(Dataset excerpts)
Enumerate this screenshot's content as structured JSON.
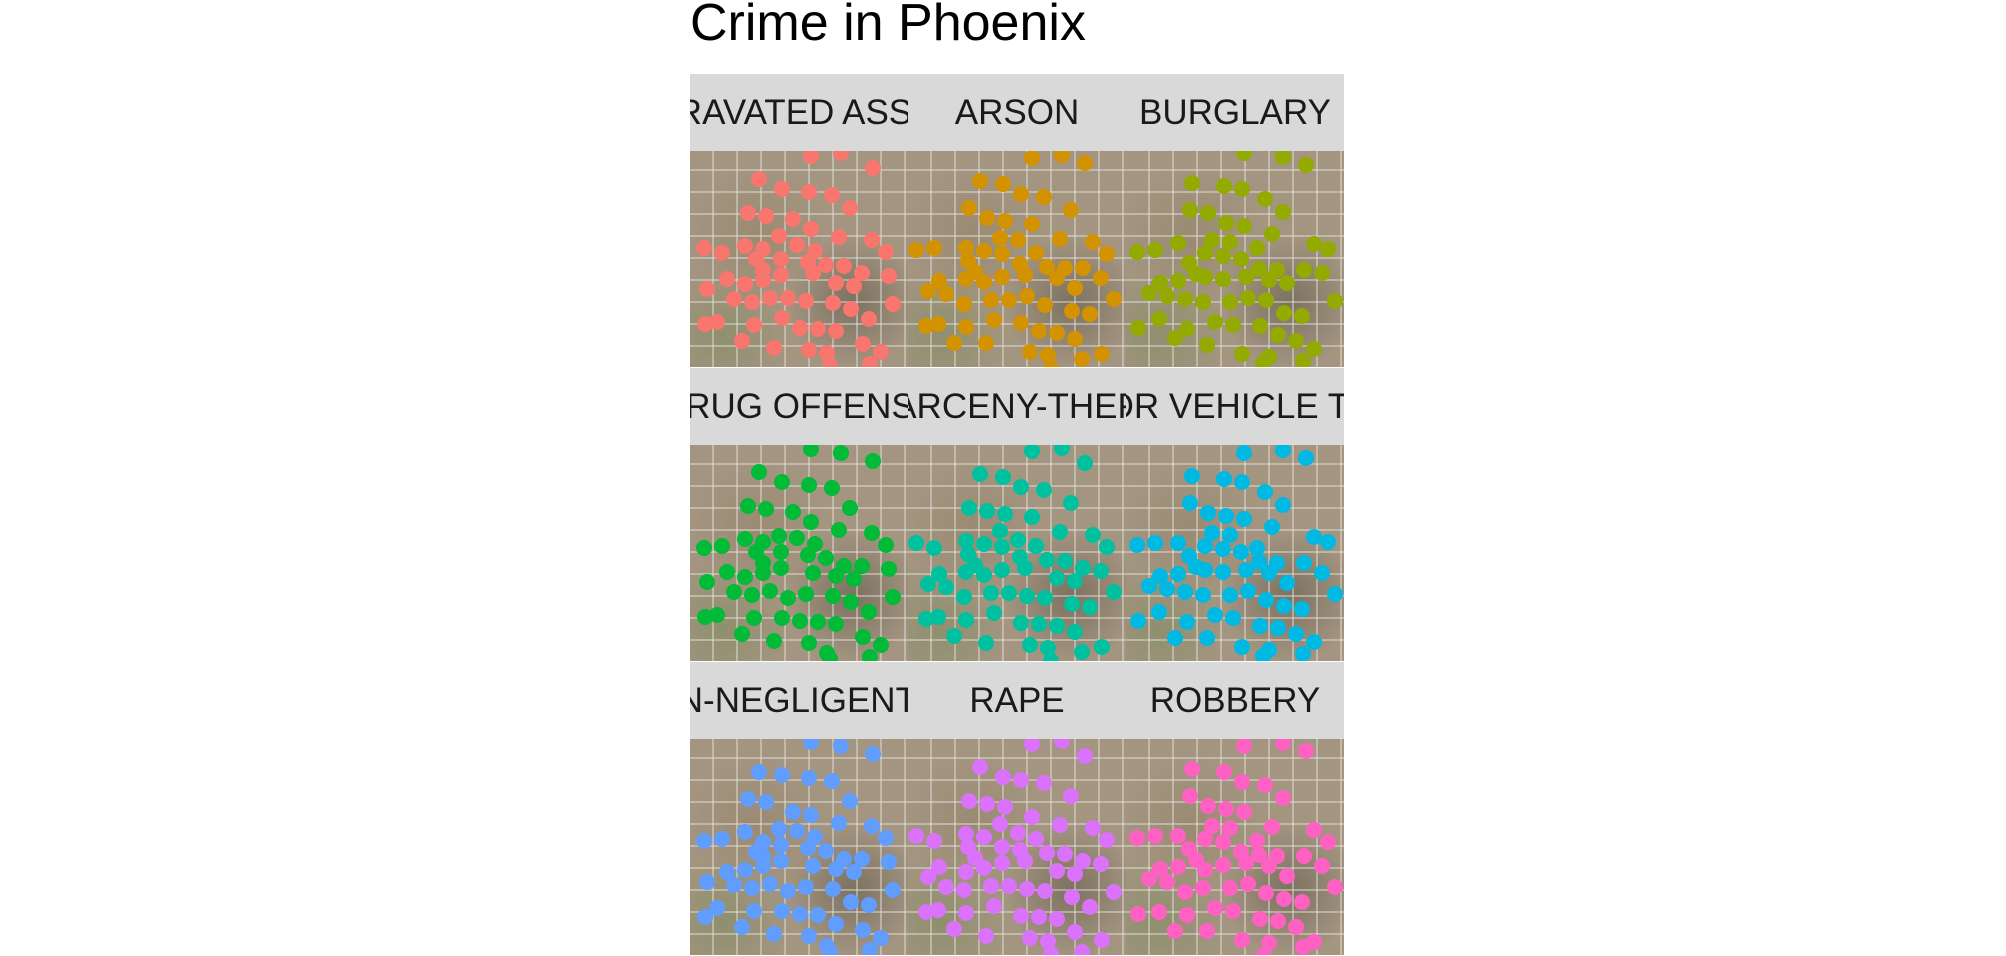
{
  "title": "Crime in Phoenix",
  "facets": [
    {
      "label": "AGGRAVATED ASSAULT",
      "color": "#F8766D"
    },
    {
      "label": "ARSON",
      "color": "#D39200"
    },
    {
      "label": "BURGLARY",
      "color": "#93AA00"
    },
    {
      "label": "DRUG OFFENSE",
      "color": "#00BA38"
    },
    {
      "label": "LARCENY-THEFT",
      "color": "#00C19F"
    },
    {
      "label": "MOTOR VEHICLE THEFT",
      "color": "#00B9E3"
    },
    {
      "label": "MURDER AND NON-NEGLIGENT MANSLAUGHTER",
      "color": "#619CFF"
    },
    {
      "label": "RAPE",
      "color": "#DB72FB"
    },
    {
      "label": "ROBBERY",
      "color": "#FF61C3"
    }
  ]
}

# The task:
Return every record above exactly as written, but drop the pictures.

# Task solution:
Enumerate this screenshot's content as structured JSON.
{
  "title": "Crime in Phoenix",
  "facets": [
    {
      "label": "AGGRAVATED ASSAULT",
      "color": "#F8766D"
    },
    {
      "label": "ARSON",
      "color": "#D39200"
    },
    {
      "label": "BURGLARY",
      "color": "#93AA00"
    },
    {
      "label": "DRUG OFFENSE",
      "color": "#00BA38"
    },
    {
      "label": "LARCENY-THEFT",
      "color": "#00C19F"
    },
    {
      "label": "MOTOR VEHICLE THEFT",
      "color": "#00B9E3"
    },
    {
      "label": "MURDER AND NON-NEGLIGENT MANSLAUGHTER",
      "color": "#619CFF"
    },
    {
      "label": "RAPE",
      "color": "#DB72FB"
    },
    {
      "label": "ROBBERY",
      "color": "#FF61C3"
    }
  ]
}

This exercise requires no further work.